INSTRUCTIONS TO FOLLOW: Set down, exactly as written, the line containing "Parse this screenshot: output" and all the lines that follow it to the end of the entries below, omitting every picture.

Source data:

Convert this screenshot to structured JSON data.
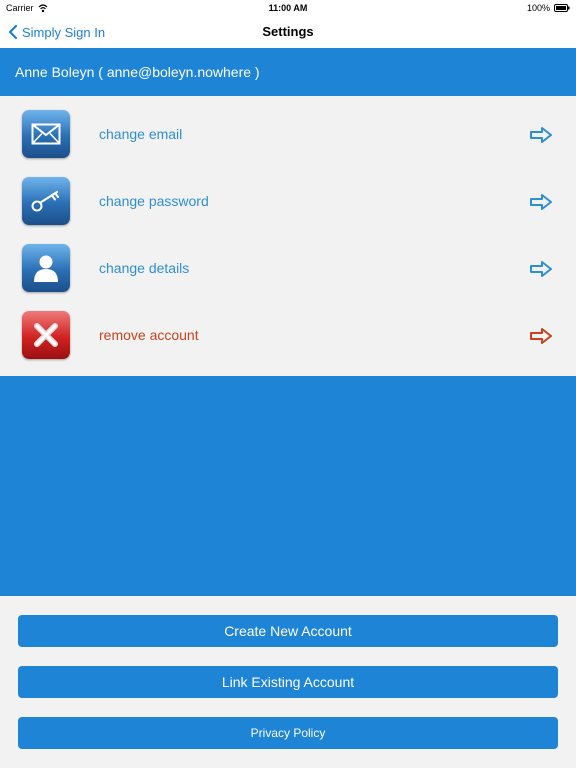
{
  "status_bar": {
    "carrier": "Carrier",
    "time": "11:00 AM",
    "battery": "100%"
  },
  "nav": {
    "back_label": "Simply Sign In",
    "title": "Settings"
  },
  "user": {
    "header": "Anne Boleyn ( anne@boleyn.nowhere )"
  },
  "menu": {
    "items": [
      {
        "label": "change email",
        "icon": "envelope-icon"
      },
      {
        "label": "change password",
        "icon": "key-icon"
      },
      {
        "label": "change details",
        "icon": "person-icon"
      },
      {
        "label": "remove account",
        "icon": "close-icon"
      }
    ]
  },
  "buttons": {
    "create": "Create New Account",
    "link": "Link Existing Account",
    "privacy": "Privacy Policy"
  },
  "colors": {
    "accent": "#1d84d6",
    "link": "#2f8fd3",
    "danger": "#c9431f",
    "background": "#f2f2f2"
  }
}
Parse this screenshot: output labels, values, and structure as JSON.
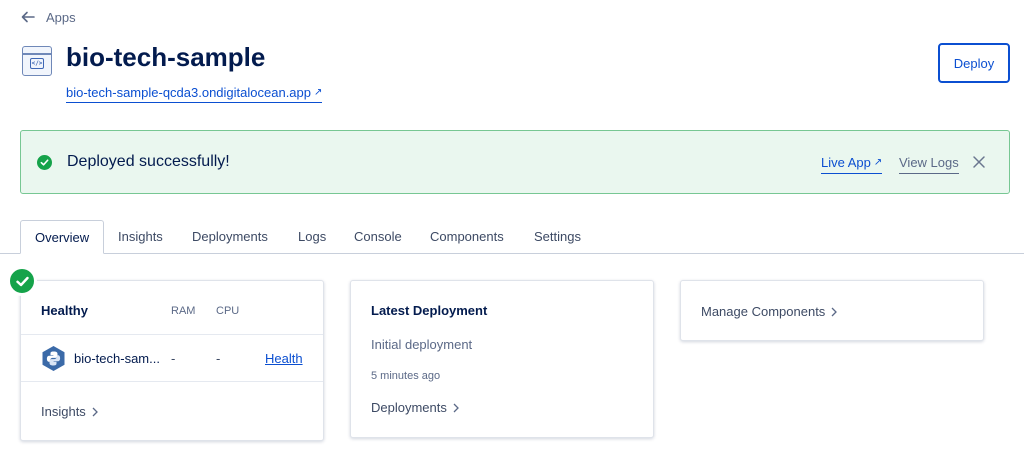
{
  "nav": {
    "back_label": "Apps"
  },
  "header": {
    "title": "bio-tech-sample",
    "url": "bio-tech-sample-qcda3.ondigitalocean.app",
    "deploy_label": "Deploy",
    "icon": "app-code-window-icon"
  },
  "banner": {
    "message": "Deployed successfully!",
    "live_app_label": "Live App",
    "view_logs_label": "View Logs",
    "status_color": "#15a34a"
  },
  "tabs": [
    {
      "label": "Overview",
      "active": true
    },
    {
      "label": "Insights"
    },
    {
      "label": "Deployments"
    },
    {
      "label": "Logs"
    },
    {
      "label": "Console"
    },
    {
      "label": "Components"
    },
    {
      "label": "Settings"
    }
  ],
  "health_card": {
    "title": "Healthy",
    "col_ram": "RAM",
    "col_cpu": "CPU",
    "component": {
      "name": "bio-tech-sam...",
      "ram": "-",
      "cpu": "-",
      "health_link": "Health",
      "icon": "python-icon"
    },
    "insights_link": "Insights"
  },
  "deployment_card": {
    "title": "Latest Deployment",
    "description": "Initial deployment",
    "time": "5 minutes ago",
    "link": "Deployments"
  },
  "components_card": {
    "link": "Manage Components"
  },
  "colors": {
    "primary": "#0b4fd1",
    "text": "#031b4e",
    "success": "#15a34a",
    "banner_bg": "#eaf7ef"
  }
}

EXERCISE ANSWER:
Parse this screenshot: output labels, values, and structure as JSON.
{
  "nav": {
    "back_label": "Apps"
  },
  "header": {
    "title": "bio-tech-sample",
    "url": "bio-tech-sample-qcda3.ondigitalocean.app",
    "deploy_label": "Deploy",
    "icon": "app-code-window-icon"
  },
  "banner": {
    "message": "Deployed successfully!",
    "live_app_label": "Live App",
    "view_logs_label": "View Logs",
    "status_color": "#15a34a"
  },
  "tabs": [
    {
      "label": "Overview",
      "active": true
    },
    {
      "label": "Insights"
    },
    {
      "label": "Deployments"
    },
    {
      "label": "Logs"
    },
    {
      "label": "Console"
    },
    {
      "label": "Components"
    },
    {
      "label": "Settings"
    }
  ],
  "health_card": {
    "title": "Healthy",
    "col_ram": "RAM",
    "col_cpu": "CPU",
    "component": {
      "name": "bio-tech-sam...",
      "ram": "-",
      "cpu": "-",
      "health_link": "Health",
      "icon": "python-icon"
    },
    "insights_link": "Insights"
  },
  "deployment_card": {
    "title": "Latest Deployment",
    "description": "Initial deployment",
    "time": "5 minutes ago",
    "link": "Deployments"
  },
  "components_card": {
    "link": "Manage Components"
  },
  "colors": {
    "primary": "#0b4fd1",
    "text": "#031b4e",
    "success": "#15a34a",
    "banner_bg": "#eaf7ef"
  }
}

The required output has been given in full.